**Data about app and page elements**
————

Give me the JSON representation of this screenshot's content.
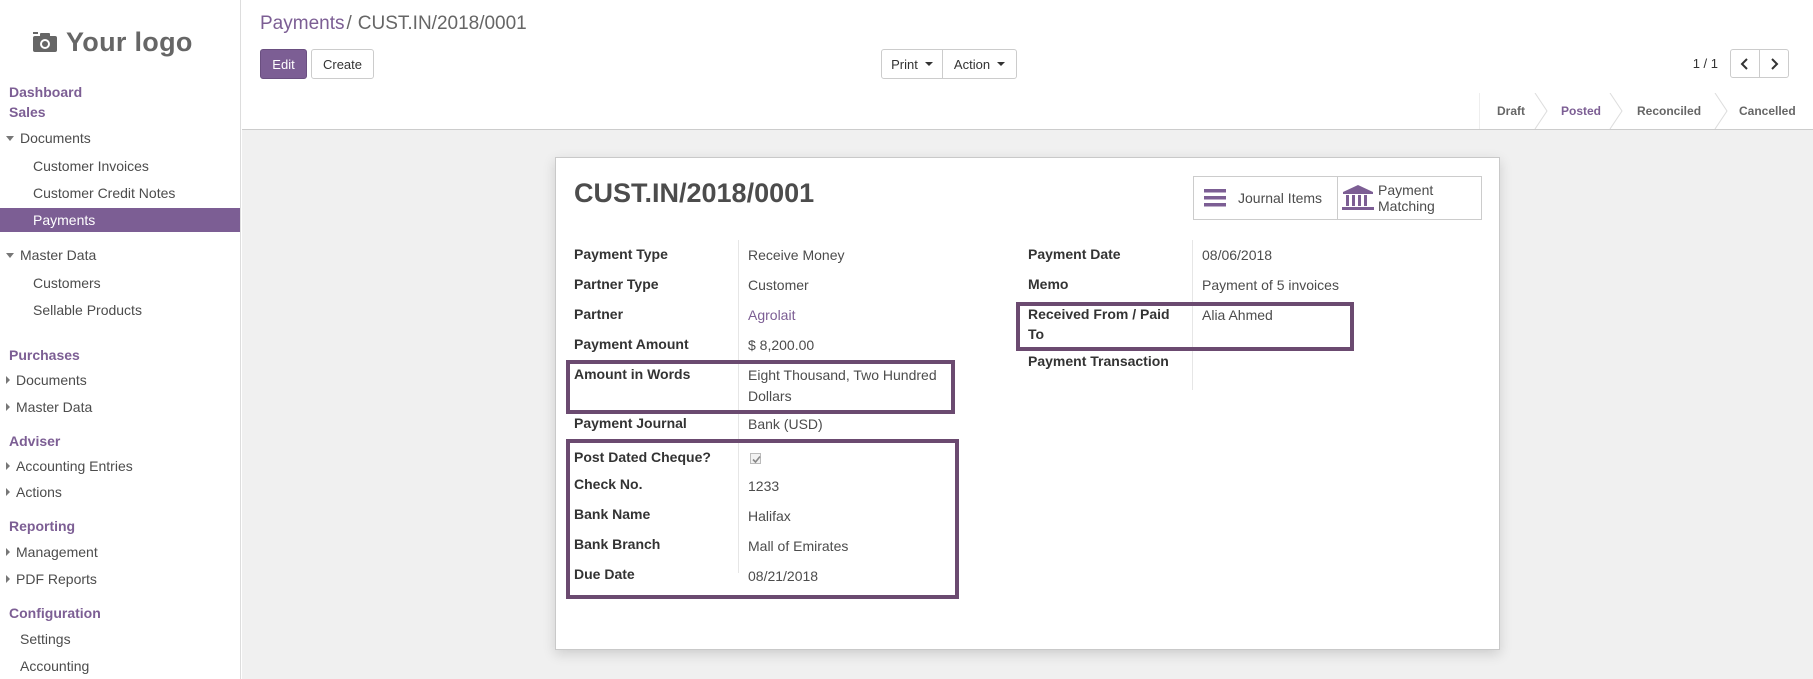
{
  "sidebar": {
    "logo_text": "Your logo",
    "dashboard": "Dashboard",
    "sales": "Sales",
    "sales_documents": "Documents",
    "customer_invoices": "Customer Invoices",
    "customer_credit_notes": "Customer Credit Notes",
    "payments": "Payments",
    "master_data": "Master Data",
    "customers": "Customers",
    "sellable_products": "Sellable Products",
    "purchases": "Purchases",
    "purchases_documents": "Documents",
    "purchases_master_data": "Master Data",
    "adviser": "Adviser",
    "accounting_entries": "Accounting Entries",
    "actions": "Actions",
    "reporting": "Reporting",
    "management": "Management",
    "pdf_reports": "PDF Reports",
    "configuration": "Configuration",
    "settings": "Settings",
    "accounting": "Accounting"
  },
  "header": {
    "breadcrumb_parent": "Payments",
    "breadcrumb_sep": "/",
    "breadcrumb_current": "CUST.IN/2018/0001",
    "edit_label": "Edit",
    "create_label": "Create",
    "print_label": "Print",
    "action_label": "Action",
    "pager": "1 / 1"
  },
  "status": {
    "stages": [
      "Draft",
      "Posted",
      "Reconciled",
      "Cancelled"
    ],
    "active": "Posted"
  },
  "form": {
    "title": "CUST.IN/2018/0001",
    "journal_items_label": "Journal Items",
    "payment_matching_label_1": "Payment",
    "payment_matching_label_2": "Matching",
    "left": {
      "payment_type_label": "Payment Type",
      "payment_type_value": "Receive Money",
      "partner_type_label": "Partner Type",
      "partner_type_value": "Customer",
      "partner_label": "Partner",
      "partner_value": "Agrolait",
      "payment_amount_label": "Payment Amount",
      "payment_amount_value": "$ 8,200.00",
      "amount_words_label": "Amount in Words",
      "amount_words_value_1": "Eight Thousand, Two Hundred",
      "amount_words_value_2": "Dollars",
      "payment_journal_label": "Payment Journal",
      "payment_journal_value": "Bank (USD)",
      "post_dated_label": "Post Dated Cheque?",
      "post_dated_checked": true,
      "check_no_label": "Check No.",
      "check_no_value": "1233",
      "bank_name_label": "Bank Name",
      "bank_name_value": "Halifax",
      "bank_branch_label": "Bank Branch",
      "bank_branch_value": "Mall of Emirates",
      "due_date_label": "Due Date",
      "due_date_value": "08/21/2018"
    },
    "right": {
      "payment_date_label": "Payment Date",
      "payment_date_value": "08/06/2018",
      "memo_label": "Memo",
      "memo_value": "Payment of 5 invoices",
      "received_from_label_1": "Received From / Paid",
      "received_from_label_2": "To",
      "received_from_value": "Alia Ahmed",
      "payment_transaction_label": "Payment Transaction"
    }
  },
  "colors": {
    "brand": "#7c5e94",
    "highlight_border": "#6b4a70"
  }
}
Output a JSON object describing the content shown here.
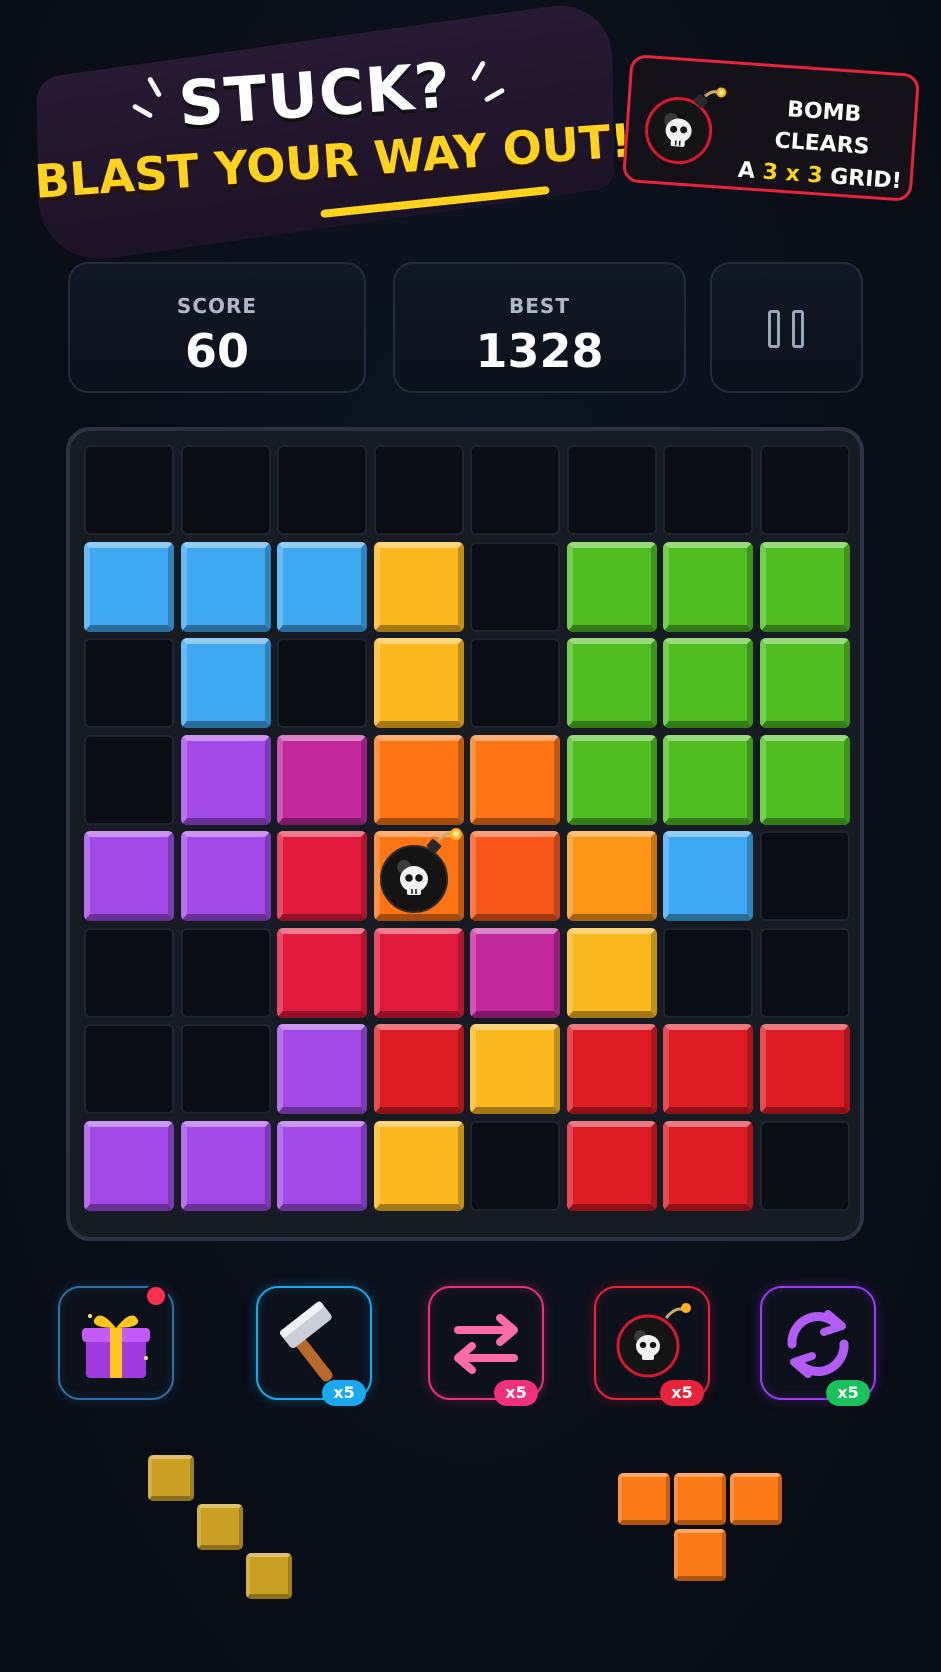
{
  "banner": {
    "headline_line1": "STUCK?",
    "headline_line2": "BLAST YOUR WAY OUT!",
    "tip": {
      "line1": "BOMB CLEARS",
      "line2_prefix": "A ",
      "line2_highlight": "3 x 3",
      "line2_suffix": " GRID!",
      "icon": "bomb-icon",
      "border_color": "#e8243b"
    }
  },
  "stats": {
    "score": {
      "label": "SCORE",
      "value": "60"
    },
    "best": {
      "label": "BEST",
      "value": "1328"
    },
    "pause_icon": "pause-icon"
  },
  "palette": {
    "blue": "#3fa8f2",
    "yellow": "#fbb71e",
    "green": "#4fbf22",
    "purple": "#a24ae8",
    "magenta": "#c2289b",
    "orange": "#fc7414",
    "red_orange": "#f9561c",
    "crimson": "#e31a3d",
    "red": "#dd1c24",
    "orange_yellow": "#fc9516"
  },
  "board": {
    "size": 8,
    "rows": [
      [
        "empty",
        "empty",
        "empty",
        "empty",
        "empty",
        "empty",
        "empty",
        "empty"
      ],
      [
        "blue",
        "blue",
        "blue",
        "yellow",
        "empty",
        "green",
        "green",
        "green"
      ],
      [
        "empty",
        "blue",
        "empty",
        "yellow",
        "empty",
        "green",
        "green",
        "green"
      ],
      [
        "empty",
        "purple",
        "magenta",
        "orange",
        "orange",
        "green",
        "green",
        "green"
      ],
      [
        "purple",
        "purple",
        "crimson",
        "orange",
        "red_orange",
        "orange_yellow",
        "blue",
        "empty"
      ],
      [
        "empty",
        "empty",
        "crimson",
        "crimson",
        "magenta",
        "yellow",
        "empty",
        "empty"
      ],
      [
        "empty",
        "empty",
        "purple",
        "red",
        "yellow",
        "red",
        "red",
        "red"
      ],
      [
        "purple",
        "purple",
        "purple",
        "yellow",
        "empty",
        "red",
        "red",
        "empty"
      ]
    ],
    "bomb": {
      "row": 4,
      "col": 3,
      "icon": "bomb-icon"
    }
  },
  "powerups": [
    {
      "name": "gift",
      "icon": "gift-icon",
      "count": "",
      "color": "#2f6fa8",
      "has_notification": true
    },
    {
      "name": "hammer",
      "icon": "hammer-icon",
      "count": "x5",
      "color": "#1aa8f0"
    },
    {
      "name": "swap",
      "icon": "swap-arrows-icon",
      "count": "x5",
      "color": "#f0307a"
    },
    {
      "name": "bomb",
      "icon": "bomb-icon",
      "count": "x5",
      "color": "#e8243b"
    },
    {
      "name": "refresh",
      "icon": "refresh-icon",
      "count": "x5",
      "color": "#9a3cf0",
      "badge_color": "#19c25a"
    }
  ],
  "pieces": [
    {
      "name": "diagonal-piece",
      "color": "#c9a022",
      "cells": [
        [
          0,
          0
        ],
        [
          1,
          1
        ],
        [
          2,
          2
        ]
      ]
    },
    {
      "name": "t-piece",
      "color": "#fb7a15",
      "cells": [
        [
          0,
          0
        ],
        [
          0,
          1
        ],
        [
          0,
          2
        ],
        [
          1,
          1
        ]
      ]
    }
  ]
}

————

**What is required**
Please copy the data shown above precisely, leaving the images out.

**Answer box**
Give me the JSON representation of this screenshot's content.
{
  "sidebar": {
    "logo_text": "Your logo",
    "dashboard": "Dashboard",
    "sales": "Sales",
    "sales_documents": "Documents",
    "customer_invoices": "Customer Invoices",
    "customer_credit_notes": "Customer Credit Notes",
    "payments": "Payments",
    "master_data": "Master Data",
    "customers": "Customers",
    "sellable_products": "Sellable Products",
    "purchases": "Purchases",
    "purchases_documents": "Documents",
    "purchases_master_data": "Master Data",
    "adviser": "Adviser",
    "accounting_entries": "Accounting Entries",
    "actions": "Actions",
    "reporting": "Reporting",
    "management": "Management",
    "pdf_reports": "PDF Reports",
    "configuration": "Configuration",
    "settings": "Settings",
    "accounting": "Accounting"
  },
  "header": {
    "breadcrumb_parent": "Payments",
    "breadcrumb_sep": "/",
    "breadcrumb_current": "CUST.IN/2018/0001",
    "edit_label": "Edit",
    "create_label": "Create",
    "print_label": "Print",
    "action_label": "Action",
    "pager": "1 / 1"
  },
  "status": {
    "stages": [
      "Draft",
      "Posted",
      "Reconciled",
      "Cancelled"
    ],
    "active": "Posted"
  },
  "form": {
    "title": "CUST.IN/2018/0001",
    "journal_items_label": "Journal Items",
    "payment_matching_label_1": "Payment",
    "payment_matching_label_2": "Matching",
    "left": {
      "payment_type_label": "Payment Type",
      "payment_type_value": "Receive Money",
      "partner_type_label": "Partner Type",
      "partner_type_value": "Customer",
      "partner_label": "Partner",
      "partner_value": "Agrolait",
      "payment_amount_label": "Payment Amount",
      "payment_amount_value": "$ 8,200.00",
      "amount_words_label": "Amount in Words",
      "amount_words_value_1": "Eight Thousand, Two Hundred",
      "amount_words_value_2": "Dollars",
      "payment_journal_label": "Payment Journal",
      "payment_journal_value": "Bank (USD)",
      "post_dated_label": "Post Dated Cheque?",
      "post_dated_checked": true,
      "check_no_label": "Check No.",
      "check_no_value": "1233",
      "bank_name_label": "Bank Name",
      "bank_name_value": "Halifax",
      "bank_branch_label": "Bank Branch",
      "bank_branch_value": "Mall of Emirates",
      "due_date_label": "Due Date",
      "due_date_value": "08/21/2018"
    },
    "right": {
      "payment_date_label": "Payment Date",
      "payment_date_value": "08/06/2018",
      "memo_label": "Memo",
      "memo_value": "Payment of 5 invoices",
      "received_from_label_1": "Received From / Paid",
      "received_from_label_2": "To",
      "received_from_value": "Alia Ahmed",
      "payment_transaction_label": "Payment Transaction"
    }
  },
  "colors": {
    "brand": "#7c5e94",
    "highlight_border": "#6b4a70"
  }
}
Output a JSON object describing the content shown here.
{
  "banner": {
    "headline_line1": "STUCK?",
    "headline_line2": "BLAST YOUR WAY OUT!",
    "tip": {
      "line1": "BOMB CLEARS",
      "line2_prefix": "A ",
      "line2_highlight": "3 x 3",
      "line2_suffix": " GRID!",
      "icon": "bomb-icon",
      "border_color": "#e8243b"
    }
  },
  "stats": {
    "score": {
      "label": "SCORE",
      "value": "60"
    },
    "best": {
      "label": "BEST",
      "value": "1328"
    },
    "pause_icon": "pause-icon"
  },
  "palette": {
    "blue": "#3fa8f2",
    "yellow": "#fbb71e",
    "green": "#4fbf22",
    "purple": "#a24ae8",
    "magenta": "#c2289b",
    "orange": "#fc7414",
    "red_orange": "#f9561c",
    "crimson": "#e31a3d",
    "red": "#dd1c24",
    "orange_yellow": "#fc9516"
  },
  "board": {
    "size": 8,
    "rows": [
      [
        "empty",
        "empty",
        "empty",
        "empty",
        "empty",
        "empty",
        "empty",
        "empty"
      ],
      [
        "blue",
        "blue",
        "blue",
        "yellow",
        "empty",
        "green",
        "green",
        "green"
      ],
      [
        "empty",
        "blue",
        "empty",
        "yellow",
        "empty",
        "green",
        "green",
        "green"
      ],
      [
        "empty",
        "purple",
        "magenta",
        "orange",
        "orange",
        "green",
        "green",
        "green"
      ],
      [
        "purple",
        "purple",
        "crimson",
        "orange",
        "red_orange",
        "orange_yellow",
        "blue",
        "empty"
      ],
      [
        "empty",
        "empty",
        "crimson",
        "crimson",
        "magenta",
        "yellow",
        "empty",
        "empty"
      ],
      [
        "empty",
        "empty",
        "purple",
        "red",
        "yellow",
        "red",
        "red",
        "red"
      ],
      [
        "purple",
        "purple",
        "purple",
        "yellow",
        "empty",
        "red",
        "red",
        "empty"
      ]
    ],
    "bomb": {
      "row": 4,
      "col": 3,
      "icon": "bomb-icon"
    }
  },
  "powerups": [
    {
      "name": "gift",
      "icon": "gift-icon",
      "count": "",
      "color": "#2f6fa8",
      "has_notification": true
    },
    {
      "name": "hammer",
      "icon": "hammer-icon",
      "count": "x5",
      "color": "#1aa8f0"
    },
    {
      "name": "swap",
      "icon": "swap-arrows-icon",
      "count": "x5",
      "color": "#f0307a"
    },
    {
      "name": "bomb",
      "icon": "bomb-icon",
      "count": "x5",
      "color": "#e8243b"
    },
    {
      "name": "refresh",
      "icon": "refresh-icon",
      "count": "x5",
      "color": "#9a3cf0",
      "badge_color": "#19c25a"
    }
  ],
  "pieces": [
    {
      "name": "diagonal-piece",
      "color": "#c9a022",
      "cells": [
        [
          0,
          0
        ],
        [
          1,
          1
        ],
        [
          2,
          2
        ]
      ]
    },
    {
      "name": "t-piece",
      "color": "#fb7a15",
      "cells": [
        [
          0,
          0
        ],
        [
          0,
          1
        ],
        [
          0,
          2
        ],
        [
          1,
          1
        ]
      ]
    }
  ]
}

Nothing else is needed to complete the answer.